That the term "God" (elohim)
can be addressed to the Son, the reader should refer to the
observations upon the varied usages of elohim, set out in
(1) above. If the word could be used of the judges of Israel and
of the angels, there is nothing surprising in its application to
What, however, is very significant
is the way the Apostle's quotation goes on: because the Son has
loved righteousness and hated iniquity, "therefore God, thy
God, hath anointed thee . . .". So Jesus may be called God in
Scriptural language, but there is an even greater One who is
his God, no less than "God the Father" (Philippians 2:11).
10. "Thou, Lord, in the
beginning hast laid the foundation of the earth. and the heavens
are the works of thy hands: they shall perish; but thou remainest;
and they all shall wax old as doth a garment . . . but thou art
the same, and thy years shall not fail"
This quotation comes from Psalm
102, which should be read as a whole to see its context. The
psalmist laments his sufferings, but finds comfort that "Thou, O
Lord, shalt endure for ever . . . Thou shalt arise, and have mercy
upon Zion . . . So the nations shall fear the name of the Lord,
and all the kings of the earth thy glory" (vv. 12-15). So we have
again the thought of the dominion of God over the nations, "when
the peoples are gathered together, and the kingdoms, to serve the
The psalmist then speaks of his
afflictions as a faithful servant of God, but finds comfort in the
thought that God is the Eternal Creator of all things:
"I said, O my God,
take me not away in the midst of my days: thy years are throughout
all generations.
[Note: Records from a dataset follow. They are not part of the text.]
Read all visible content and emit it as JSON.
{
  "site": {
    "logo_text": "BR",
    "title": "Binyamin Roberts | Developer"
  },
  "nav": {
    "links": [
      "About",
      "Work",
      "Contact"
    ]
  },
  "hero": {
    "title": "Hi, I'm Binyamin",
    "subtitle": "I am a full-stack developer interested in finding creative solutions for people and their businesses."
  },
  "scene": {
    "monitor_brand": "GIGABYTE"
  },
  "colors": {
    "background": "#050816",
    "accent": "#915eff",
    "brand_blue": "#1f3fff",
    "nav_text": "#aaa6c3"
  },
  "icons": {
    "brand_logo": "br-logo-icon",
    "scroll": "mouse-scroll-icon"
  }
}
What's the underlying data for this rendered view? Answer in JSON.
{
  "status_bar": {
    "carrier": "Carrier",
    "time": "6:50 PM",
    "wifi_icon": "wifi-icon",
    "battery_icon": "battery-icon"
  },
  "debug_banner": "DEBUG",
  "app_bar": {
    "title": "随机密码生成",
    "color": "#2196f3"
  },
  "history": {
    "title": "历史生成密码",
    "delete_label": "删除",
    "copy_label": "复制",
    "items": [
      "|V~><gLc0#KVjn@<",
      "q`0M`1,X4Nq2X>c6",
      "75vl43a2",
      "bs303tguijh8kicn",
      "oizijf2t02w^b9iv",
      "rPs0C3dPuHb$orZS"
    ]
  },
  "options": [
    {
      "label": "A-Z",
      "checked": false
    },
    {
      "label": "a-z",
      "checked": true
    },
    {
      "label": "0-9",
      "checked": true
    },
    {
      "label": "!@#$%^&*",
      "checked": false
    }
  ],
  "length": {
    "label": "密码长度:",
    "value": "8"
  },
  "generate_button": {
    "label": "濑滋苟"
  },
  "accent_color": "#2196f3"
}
Of old hast thou laid the foundation of the
earth; and the heavens are the work of thy hands" (vv. 24-25).
The psalmist's general thought is
clear: there is to come a new age when all the kings of the earth
shall glorify God's name and when "the children of God's servants
shall continue, and their seed shall be established before thee"
In the Hebrews passage the Apostle
has taken the general thought of the everlasting nature and
supremacy of God over the earth and the nations, and applied it to
the Kingdom of the Son, God's "firstborn ... ruler of the kings of
the earth". When God created the world, says Paul in Colossians,
He did it with the Son in view: see (4) and (5) above. It is
through the Son that the new heavens and earth of righteous rule
will be established. Since the Son is now immortal, his rule will
last for ever. His "years will not fail".
This passage illustrates the urgent
need to understand particular Scripture in harmony with the
teaching of the whole. The whole theme of Hebrews chapter 1 is the
superiority of the Son, the Heir of all things, over the angels,
God's servants. The section in verses 10-12 must therefore be
understood in this sense. What God did in the creation of the
heavens and the earth, the Son will do under God, "when he shall
come in his glory, and all the holy angels with him . . . then
shall he sit upon the throne of his glory" (Matthew 25:31).
In a few pages we have been
considering the greatest work ever carried out on earth: the
purpose of the God of heaven through His only Son to redeem from a
human race swayed by sin and destined to death, those men and
women who desire to become "a people for His Name". The main
features of that purpose are clearly set out in the Bible. God
foresaw from the beginning the need for a Redeemer, no less than
His only begotten Son.
"Christ the Wisdom
of God . . ."
That Son had to be fully a member of the human race, in order to
be, not their substitute, but their total representative. Putting
aside his natural desires, he chose to do the will of his Father.
Thus sin was conquered in its own domain, human nature, and Jesus
died as the vital atonement, "the Lamb of God that taketh away the
sin of the world". Ever since, believing men and women have found
in him forgiveness of sins and reconciliation with God.
The marvel is that this great work
is still going on. We are far away in space and in time from the
days of Jesus and the scenes of his witness. Yet in the great
mercy of God we can still know and understand what he and his
apostles had to say to those who were willing to listen. But only
in the pages of the Bible, and nowhere else. These precious pages
demand our earnest and sincere attention in reverence and
humility, for where else shall we go? Like Jesus of old, they have
"the words of eternal life".